Who can be a First Detector? Anyone who spends time with plants and would like to learn how they can help protect them from exotic pests and pathogens. The group includes professionals that work with plants in areas such as re- search, extension, agriculture, forestry, landscaping and the green industry.

But professionals aren’t the only ones who can play an important role in the early detection of an introduced pest or pathogen that has the potential to cause significant and damaging impact. Gar- deners, hikers, campers and anyone who spends time enjoying the outdoors all make great First Detectors.

By becoming familiar with the common plant pests and problems in your area, you can learn to recognize some- thing unusual and follow the established protocol to have it identified and, if needed, acted upon.

Free training is available online at https://firstdetector.org or by attending a local in-person training session. In-person training sessions can be organized for groups at no cost by contacting joan.allen@uconn.edu

The online training consists of six modules that can be completed one at a time at your convenience. Module topics include Mission of the NPDN, Monitoring for High Risk Pests, Diagnosing Plant Problems, Submitting Diagnostic Samples, Photography for Diagnosis and Disease & Pest Scenarios.

Each module is followed by a short quiz. Once all six are successfully completed, you will be a certified First Detector and can download your certificate.

The training includes information on what to do and who to contact if you come across an unusual pest, pathogen or plant. Certified First Detectors become part of a national network and may receive email communications including alerts about pests and pathogens that are a threat to plants in their area along with an electronic newsletter.

Plant Diagnostic App

pdlThe UConn Plant Diagnostic Lab has partnered with other university diagnostic labs led by Purdue University to create a plant diagnostic app for the iPhone and iPad.  The app is now available and the download is free.  Users select the diagnostic lab of their choice (usually the closest geographically), complete sample information forms and submit up to six diagnostic images.  When complete, the submission is sent to the selected diagnostic lab via email.   Once a lab is selected, it will become your default lab unless changed.
Submissions may include plant disease or insect problems and plant or insect ID.   There is currently no fee for image diagnosis at UConn but this varies depending on the lab selected.  If an accurate ID or diagnosis cannot be made from the information and images submitted, additional information, images or a physical sample may be requested. 
To find the app, search for ‘plant sample submission’.   Check it out and try this new tool! 

Spring Bedding Plant Meetings

Extension word markLeanne Pundt of UConn Extension hosted two Spring Bedding Plant meetings in February for Connecticut growers. One was held in Vernon and the other in Torrington so that all growers were offered a convenient location.
The Meetings began with a discussion on the greenhouse issues of 2012, including downy mildew on garden impatiens.  Leanne offered tips on how to manage pests on ornamentals, vegetables and herb bedding plants.

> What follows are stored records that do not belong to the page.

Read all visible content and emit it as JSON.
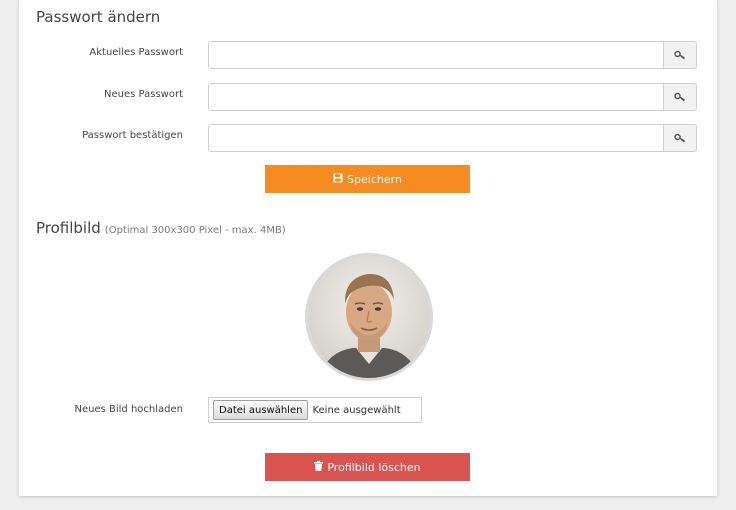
{
  "password_section": {
    "title": "Passwort ändern",
    "fields": [
      {
        "label": "Aktuelles Passwort",
        "value": "",
        "icon": "key-icon"
      },
      {
        "label": "Neues Passwort",
        "value": "",
        "icon": "key-icon"
      },
      {
        "label": "Passwort bestätigen",
        "value": "",
        "icon": "key-icon"
      }
    ],
    "save_label": "Speichern",
    "save_icon": "save-icon",
    "save_color": "#f68b1f"
  },
  "picture_section": {
    "title": "Profilbild",
    "hint": "(Optimal 300x300 Pixel - max. 4MB)",
    "upload_label": "Neues Bild hochladen",
    "file_button_label": "Datei auswählen",
    "file_status": "Keine ausgewählt",
    "delete_label": "Profilbild löschen",
    "delete_icon": "trash-icon",
    "delete_color": "#d9534f"
  }
}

Extension Educator Jude Boucher presented a virtual tour of how some Connecticut growers are growing vegetables in the greenhouses, a tour of some of the All America Sweepstakes (AAS) winners and losers at the UConn Department of Plant Science Research Farm plus give us updates on late blight on tomatoes

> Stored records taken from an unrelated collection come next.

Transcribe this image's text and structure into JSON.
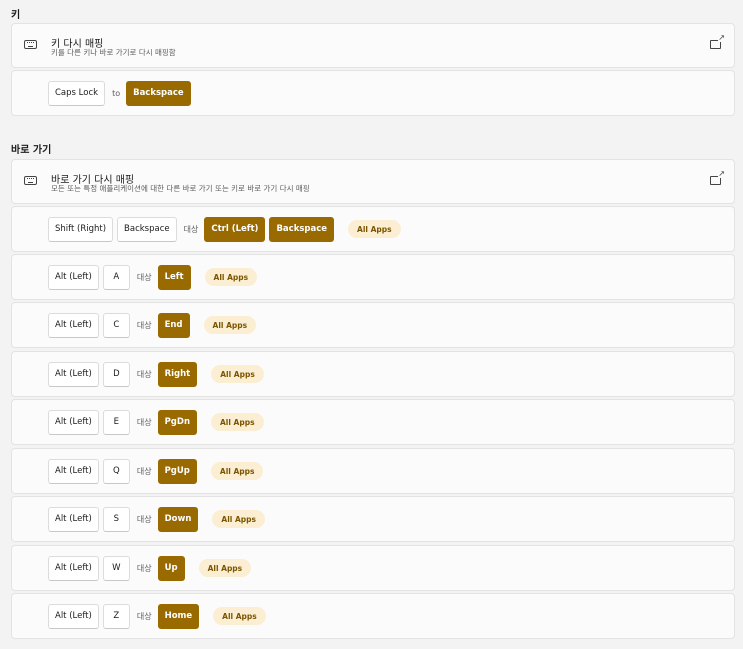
{
  "keys_section": {
    "title": "키",
    "card_title": "키 다시 매핑",
    "card_subtitle": "키를 다른 키나 바로 가기로 다시 매핑함",
    "remap": {
      "from": "Caps Lock",
      "sep": "to",
      "to": "Backspace"
    }
  },
  "shortcuts_section": {
    "title": "바로 가기",
    "card_title": "바로 가기 다시 매핑",
    "card_subtitle": "모든 또는 특정 애플리케이션에 대한 다른 바로 가기 또는 키로 바로 가기 다시 매핑",
    "rows": [
      {
        "from": [
          "Shift (Right)",
          "Backspace"
        ],
        "sep": "대상",
        "to": [
          "Ctrl (Left)",
          "Backspace"
        ],
        "apps": "All Apps"
      },
      {
        "from": [
          "Alt (Left)",
          "A"
        ],
        "sep": "대상",
        "to": [
          "Left"
        ],
        "apps": "All Apps"
      },
      {
        "from": [
          "Alt (Left)",
          "C"
        ],
        "sep": "대상",
        "to": [
          "End"
        ],
        "apps": "All Apps"
      },
      {
        "from": [
          "Alt (Left)",
          "D"
        ],
        "sep": "대상",
        "to": [
          "Right"
        ],
        "apps": "All Apps"
      },
      {
        "from": [
          "Alt (Left)",
          "E"
        ],
        "sep": "대상",
        "to": [
          "PgDn"
        ],
        "apps": "All Apps"
      },
      {
        "from": [
          "Alt (Left)",
          "Q"
        ],
        "sep": "대상",
        "to": [
          "PgUp"
        ],
        "apps": "All Apps"
      },
      {
        "from": [
          "Alt (Left)",
          "S"
        ],
        "sep": "대상",
        "to": [
          "Down"
        ],
        "apps": "All Apps"
      },
      {
        "from": [
          "Alt (Left)",
          "W"
        ],
        "sep": "대상",
        "to": [
          "Up"
        ],
        "apps": "All Apps"
      },
      {
        "from": [
          "Alt (Left)",
          "Z"
        ],
        "sep": "대상",
        "to": [
          "Home"
        ],
        "apps": "All Apps"
      }
    ]
  },
  "colors": {
    "accent": "#986a00",
    "apps_badge_bg": "#fbeed2",
    "apps_badge_text": "#7a5500"
  },
  "icons": [
    "keyboard-icon",
    "open-external-icon"
  ]
}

UConn Plant Science Department Head Rich McAvoy covered updates on plant growth regulators, reviewed the best management practices for Plant Growth Regulators (PGR’S) and gave tips on how to hold plants if sales are delayed.   He also gave some tips on nutritional monitoring using the pour thru method and how to calibrate your injector.
Wade Elmer, Plant Pathologist at the Connecticut Agricultural Experiment Station covered emerging diseases such as downy mildews, powdery mildews, botrytis,  leaf spots, root rots and others plus highlighted what diseases to expect on some of the shade tolerant species growing in 2013. 
Overall, both meetings were well attended and very successful. It should be a very successful year for bedding plants.